story of her husband: what a good father he was, how she loved his beautiful
blue eyes and more. On several occasions during our time together, I left the
room to go cry, overwhelmed with emotion. One day in the future, I would do
this gentle care for my own husband upon his death, and use the image of this
experience to draw strength.
Nothing in my training and
experience prepared me for when it was my turn to face a significant death and
go through the grieving process. I went to school for nursing for six years — a
challenging pursuit culminating with a graduate degree and have taught nursing
students in the academic setting. I am an Integrative Nurse Coach and
Transpersonal Coach officially recognized by the American Holistic Nurses
Association (AHNA). I am also board-certified by the American Holistic Nurses
Credentialing Corporation (AHNCC) as a Nurse Coach. I learned theory and
process about grief and loss during these years and have, of course,
participated in the lives of those who have crossed my path in health care
None of the textbook stuff really
helped. Oh, I remembered the Stages of the Grieving Process and what the coping
strategies were, but that was not what I needed.
What I needed I could not
verbalize. I was a strong person. I could handle this. I did not want to expose
my vulnerability — my neediness. That’s not who I was. But who I was…was about
to change drastically. I was no longer a wife, partner, friend, lover, and
more. I became a widow and progressed along a journey into the unknown…as you
will read in this book.
I’ll share with you my personal
story of loss and the stress management and self-care strategies that I
identified along the way through the healing process, strategies that can be
personalized and applied to any loss.
We are unique individuals with
unique needs and talents to implement self-care healing practices. We grieve
and we love… in our own individual way. The journey through this healing
process is not measured in time, but in each heartbeat and in each breath.
With her permission, I will be serializing here nurse Cheryl Barrett's valuable book on transcending grief. I had the pleasure of being her coach and editor through my Write Your Book with Me enterprise.
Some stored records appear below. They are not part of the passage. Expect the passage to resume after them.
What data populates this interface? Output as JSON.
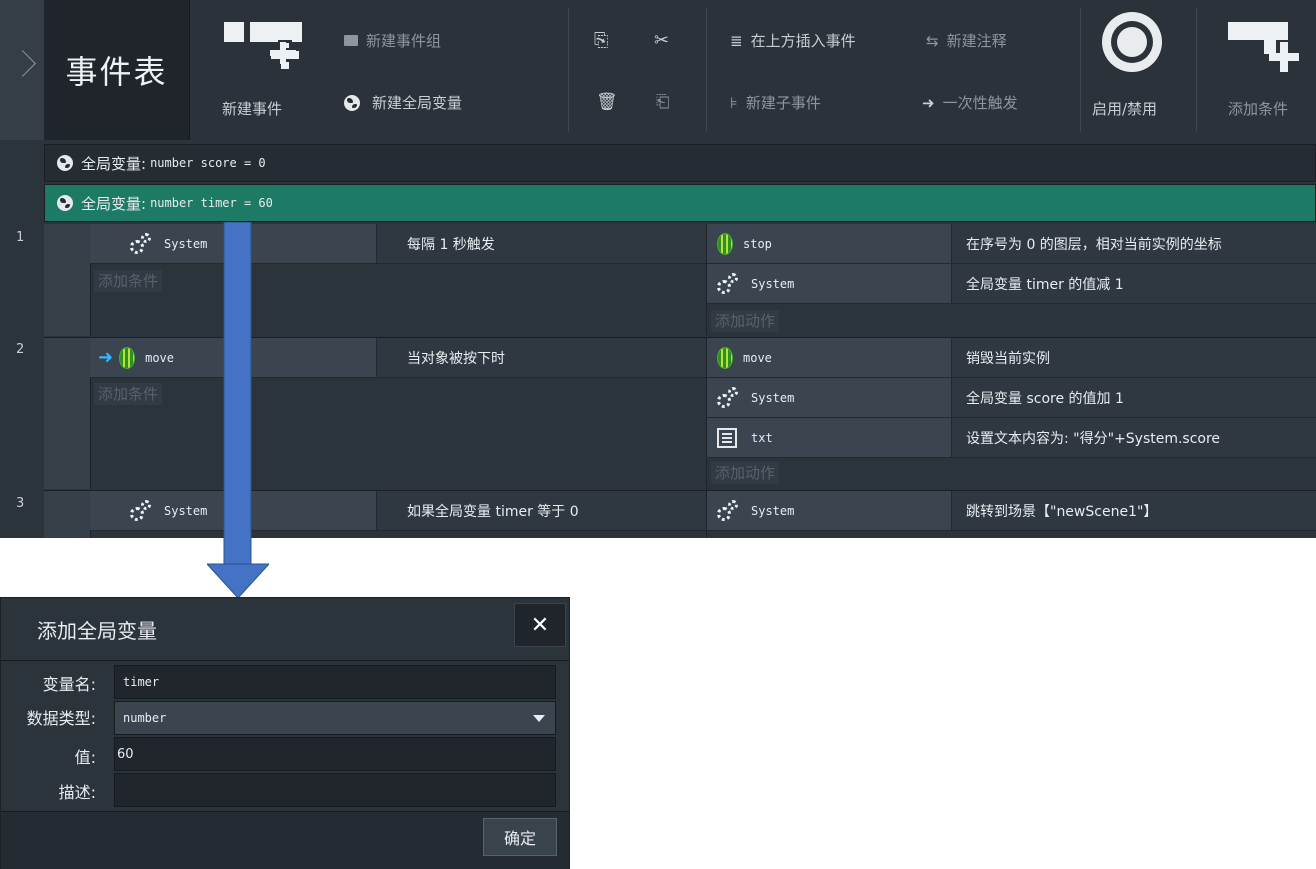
{
  "toolbar": {
    "title": "事件表",
    "new_event": "新建事件",
    "new_event_group": "新建事件组",
    "new_global_var": "新建全局变量",
    "insert_above": "在上方插入事件",
    "new_comment": "新建注释",
    "new_sub_event": "新建子事件",
    "trigger_once": "一次性触发",
    "enable_disable": "启用/禁用",
    "add_condition": "添加条件"
  },
  "globals": [
    {
      "label": "全局变量:",
      "decl": "number  score = 0",
      "selected": false
    },
    {
      "label": "全局变量:",
      "decl": "number  timer = 60",
      "selected": true
    }
  ],
  "events": [
    {
      "num": "1",
      "conditions": [
        {
          "object": "System",
          "icon": "gear-icon",
          "text": "每隔 1 秒触发"
        }
      ],
      "add_condition": "添加条件",
      "actions": [
        {
          "object": "stop",
          "icon": "melon-icon",
          "text": "在序号为 0 的图层，相对当前实例的坐标"
        },
        {
          "object": "System",
          "icon": "gear-icon",
          "text": "全局变量 timer 的值减 1"
        }
      ],
      "add_action": "添加动作"
    },
    {
      "num": "2",
      "conditions": [
        {
          "object": "move",
          "icon": "melon-icon",
          "text": "当对象被按下时"
        }
      ],
      "add_condition": "添加条件",
      "actions": [
        {
          "object": "move",
          "icon": "melon-icon",
          "text": "销毁当前实例"
        },
        {
          "object": "System",
          "icon": "gear-icon",
          "text": "全局变量 score 的值加 1"
        },
        {
          "object": "txt",
          "icon": "text-object-icon",
          "text": "设置文本内容为: \"得分\"+System.score"
        }
      ],
      "add_action": "添加动作"
    },
    {
      "num": "3",
      "conditions": [
        {
          "object": "System",
          "icon": "gear-icon",
          "text": "如果全局变量 timer 等于 0"
        }
      ],
      "actions": [
        {
          "object": "System",
          "icon": "gear-icon",
          "text": "跳转到场景【\"newScene1\"】"
        }
      ]
    }
  ],
  "dialog": {
    "title": "添加全局变量",
    "name_label": "变量名:",
    "name_value": "timer",
    "type_label": "数据类型:",
    "type_value": "number",
    "value_label": "值:",
    "value_value": "60",
    "desc_label": "描述:",
    "desc_value": "",
    "ok": "确定"
  },
  "colors": {
    "selected_row": "#1d7a65",
    "arrow": "#4472c4",
    "panel": "#2c343b"
  }
}
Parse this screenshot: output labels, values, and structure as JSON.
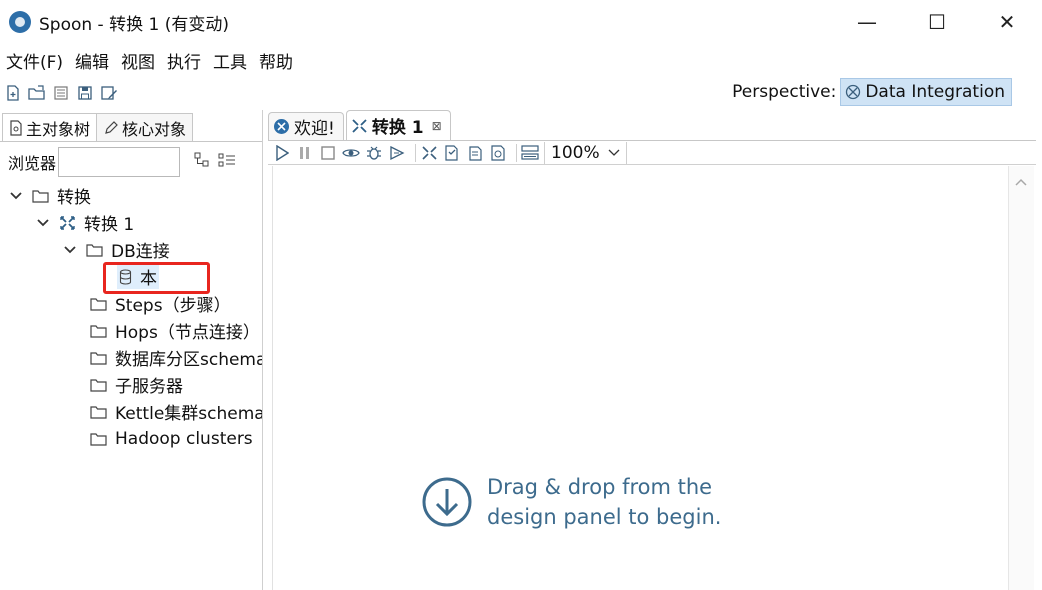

Douglas Winslow Cooper, PhD
Perhaps the easiest way to obtain a copy of her book is through this